ECE ILLINOIS Facebook ECE ILLINOIS on Twitter ECE ILLINOIS Alumni and Friends on LinkedIn ECE ILLINOIS Instagram

August 2014

  S M T W T F S
> 27 28 29 30 31 1 2
> 3 4 5 6 7 8 9
> 10 11 12 13 14 15 16
> 17 18 19 20 21 22 23
> 24 25 26 27 28 29 30
> 31 1 2 3 4 5 6

Advanced Search




Add this event to my calendar

Power and Energy Systems Seminar
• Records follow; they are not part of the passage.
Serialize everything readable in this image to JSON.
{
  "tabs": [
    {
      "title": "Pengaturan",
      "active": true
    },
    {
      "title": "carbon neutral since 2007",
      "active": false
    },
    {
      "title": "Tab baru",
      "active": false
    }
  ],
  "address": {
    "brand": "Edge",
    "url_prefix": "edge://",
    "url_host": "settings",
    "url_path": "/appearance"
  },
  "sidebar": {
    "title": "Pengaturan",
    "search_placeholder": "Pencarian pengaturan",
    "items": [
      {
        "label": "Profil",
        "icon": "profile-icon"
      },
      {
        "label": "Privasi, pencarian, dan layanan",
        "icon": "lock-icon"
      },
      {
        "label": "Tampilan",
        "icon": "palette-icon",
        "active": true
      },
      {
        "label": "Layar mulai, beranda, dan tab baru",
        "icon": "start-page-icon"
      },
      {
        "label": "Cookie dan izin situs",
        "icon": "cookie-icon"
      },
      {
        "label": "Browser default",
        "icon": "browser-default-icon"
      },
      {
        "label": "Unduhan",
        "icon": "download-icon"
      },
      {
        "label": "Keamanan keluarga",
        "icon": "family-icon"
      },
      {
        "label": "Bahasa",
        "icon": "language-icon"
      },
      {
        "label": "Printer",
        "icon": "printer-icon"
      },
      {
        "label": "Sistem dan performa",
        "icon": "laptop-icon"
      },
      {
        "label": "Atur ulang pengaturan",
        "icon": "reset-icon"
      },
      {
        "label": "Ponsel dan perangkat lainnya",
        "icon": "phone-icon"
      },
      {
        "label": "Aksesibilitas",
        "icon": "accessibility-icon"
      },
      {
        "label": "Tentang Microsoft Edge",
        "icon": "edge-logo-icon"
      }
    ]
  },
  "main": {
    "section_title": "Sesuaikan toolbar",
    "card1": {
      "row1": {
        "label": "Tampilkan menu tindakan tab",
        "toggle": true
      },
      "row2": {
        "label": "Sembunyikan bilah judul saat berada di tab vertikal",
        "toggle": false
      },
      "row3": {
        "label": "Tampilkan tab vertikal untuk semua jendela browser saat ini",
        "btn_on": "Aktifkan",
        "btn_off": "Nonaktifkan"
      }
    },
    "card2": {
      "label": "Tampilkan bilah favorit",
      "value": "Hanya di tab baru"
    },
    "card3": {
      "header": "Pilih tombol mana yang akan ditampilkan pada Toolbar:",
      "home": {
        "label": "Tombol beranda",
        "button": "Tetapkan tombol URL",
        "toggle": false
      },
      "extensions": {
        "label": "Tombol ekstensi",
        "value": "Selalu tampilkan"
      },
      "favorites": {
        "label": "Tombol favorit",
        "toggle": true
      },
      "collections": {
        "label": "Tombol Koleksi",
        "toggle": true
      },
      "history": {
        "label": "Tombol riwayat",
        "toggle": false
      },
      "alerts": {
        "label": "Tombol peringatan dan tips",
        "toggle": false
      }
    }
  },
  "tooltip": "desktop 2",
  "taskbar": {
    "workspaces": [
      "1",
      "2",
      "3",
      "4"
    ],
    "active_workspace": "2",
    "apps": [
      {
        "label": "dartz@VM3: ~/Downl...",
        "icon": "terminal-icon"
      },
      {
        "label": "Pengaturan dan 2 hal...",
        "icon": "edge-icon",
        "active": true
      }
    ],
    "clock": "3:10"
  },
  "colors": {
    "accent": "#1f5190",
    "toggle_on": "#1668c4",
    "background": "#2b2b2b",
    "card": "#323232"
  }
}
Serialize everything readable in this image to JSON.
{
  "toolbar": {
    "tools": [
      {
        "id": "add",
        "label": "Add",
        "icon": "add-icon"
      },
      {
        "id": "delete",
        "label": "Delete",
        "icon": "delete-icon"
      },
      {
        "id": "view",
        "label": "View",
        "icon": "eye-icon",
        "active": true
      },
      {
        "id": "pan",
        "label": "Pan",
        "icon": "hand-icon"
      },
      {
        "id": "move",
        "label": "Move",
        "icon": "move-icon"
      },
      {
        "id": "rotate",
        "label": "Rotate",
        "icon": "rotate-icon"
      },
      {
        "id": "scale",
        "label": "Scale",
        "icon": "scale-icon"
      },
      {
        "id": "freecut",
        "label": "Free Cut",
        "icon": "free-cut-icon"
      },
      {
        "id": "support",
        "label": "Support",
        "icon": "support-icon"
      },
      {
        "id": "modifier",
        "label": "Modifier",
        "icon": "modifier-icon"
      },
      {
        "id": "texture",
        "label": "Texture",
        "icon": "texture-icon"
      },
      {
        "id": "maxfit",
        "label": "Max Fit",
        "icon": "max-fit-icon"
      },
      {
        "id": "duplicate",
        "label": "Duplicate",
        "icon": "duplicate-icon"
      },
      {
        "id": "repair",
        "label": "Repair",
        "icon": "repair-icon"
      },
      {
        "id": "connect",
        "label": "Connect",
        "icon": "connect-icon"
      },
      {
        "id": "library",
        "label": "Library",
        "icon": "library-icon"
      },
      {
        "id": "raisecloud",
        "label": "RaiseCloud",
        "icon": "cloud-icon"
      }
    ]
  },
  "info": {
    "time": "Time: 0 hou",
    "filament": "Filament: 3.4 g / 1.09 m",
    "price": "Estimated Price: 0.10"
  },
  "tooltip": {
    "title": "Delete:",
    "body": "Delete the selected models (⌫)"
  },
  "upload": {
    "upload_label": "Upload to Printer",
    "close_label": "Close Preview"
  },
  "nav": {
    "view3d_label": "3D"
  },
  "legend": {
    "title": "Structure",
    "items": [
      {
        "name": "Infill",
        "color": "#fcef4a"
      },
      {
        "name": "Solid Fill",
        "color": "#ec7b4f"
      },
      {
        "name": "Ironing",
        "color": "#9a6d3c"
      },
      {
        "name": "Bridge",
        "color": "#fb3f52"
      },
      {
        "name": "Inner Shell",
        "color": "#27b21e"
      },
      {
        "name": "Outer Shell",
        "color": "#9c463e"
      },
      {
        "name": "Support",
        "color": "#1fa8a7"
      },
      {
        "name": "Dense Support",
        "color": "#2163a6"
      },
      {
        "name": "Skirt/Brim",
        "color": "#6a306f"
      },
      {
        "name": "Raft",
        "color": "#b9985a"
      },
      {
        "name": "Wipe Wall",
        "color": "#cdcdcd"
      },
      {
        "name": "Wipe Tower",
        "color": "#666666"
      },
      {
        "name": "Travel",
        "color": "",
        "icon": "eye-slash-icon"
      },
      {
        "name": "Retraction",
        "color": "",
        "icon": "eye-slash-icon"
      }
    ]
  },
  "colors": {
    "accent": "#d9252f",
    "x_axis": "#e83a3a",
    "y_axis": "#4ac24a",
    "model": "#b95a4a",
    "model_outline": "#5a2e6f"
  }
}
Date: 2/10/2014
Time: 4:00 pm - 5:00 pm
Location: Room 50, Everitt Lab
Sponsor: ECE ILLINOIS
Event Type: Seminars
  ECE ILLINOIS graduate student Tutku Buyukdegirmenci and fellow Josiah McClurg will give the ECE 590 I Power and Energy Systems Seminar from 4-5 p.m. Monday, February 10, in 50 Everitt Lab. Buyukdegirmenci will present "Inverter Characterization for Intermittent and Peak Duty Motor Drives." Inverters have enabled the electrification of aggressive peak-duty applications such as aircraft landing gears, automotive traction, or electromagnetic launchers. These applications draw momentary peak power intermittently and induce significant thermal stresses on the drive train. System ratings under such operations depend on the thermal mass within the drive system components. Due to their substantial thermal mass, electric machines have significant time-limited overload capabilities. Inverters have much faster thermal dynamics than electric machines and may not survive severe short-term overloads. This presentation addresses inverter time ratings under peak duty and safe operating conditions, with modest-to-severe overloads and fault duty operations. McClurg will present, "A Series-Stacked Architecture for Highly-Efficiency Data Center Power Delivery." Differential power processing (DPP) is an advanced power distribution technique that has been successfully applied to a variety of high-power, low-voltage applications, which require extremely high energy efficiency. The applicability of DPP to high-power digital loads has been discussed in earlier work, but to-date has lacked a compelling proof-of-concept demonstration in the context of data centers. This presentation discusses an experimental emulation architecture, software considerations for operating a stacked cluster and measurements from an operational server cluster making use of DPP. The analysis of results from this experimental setup indicates upwards of a five times reduction in energy losses over the conventional power distribution architecture.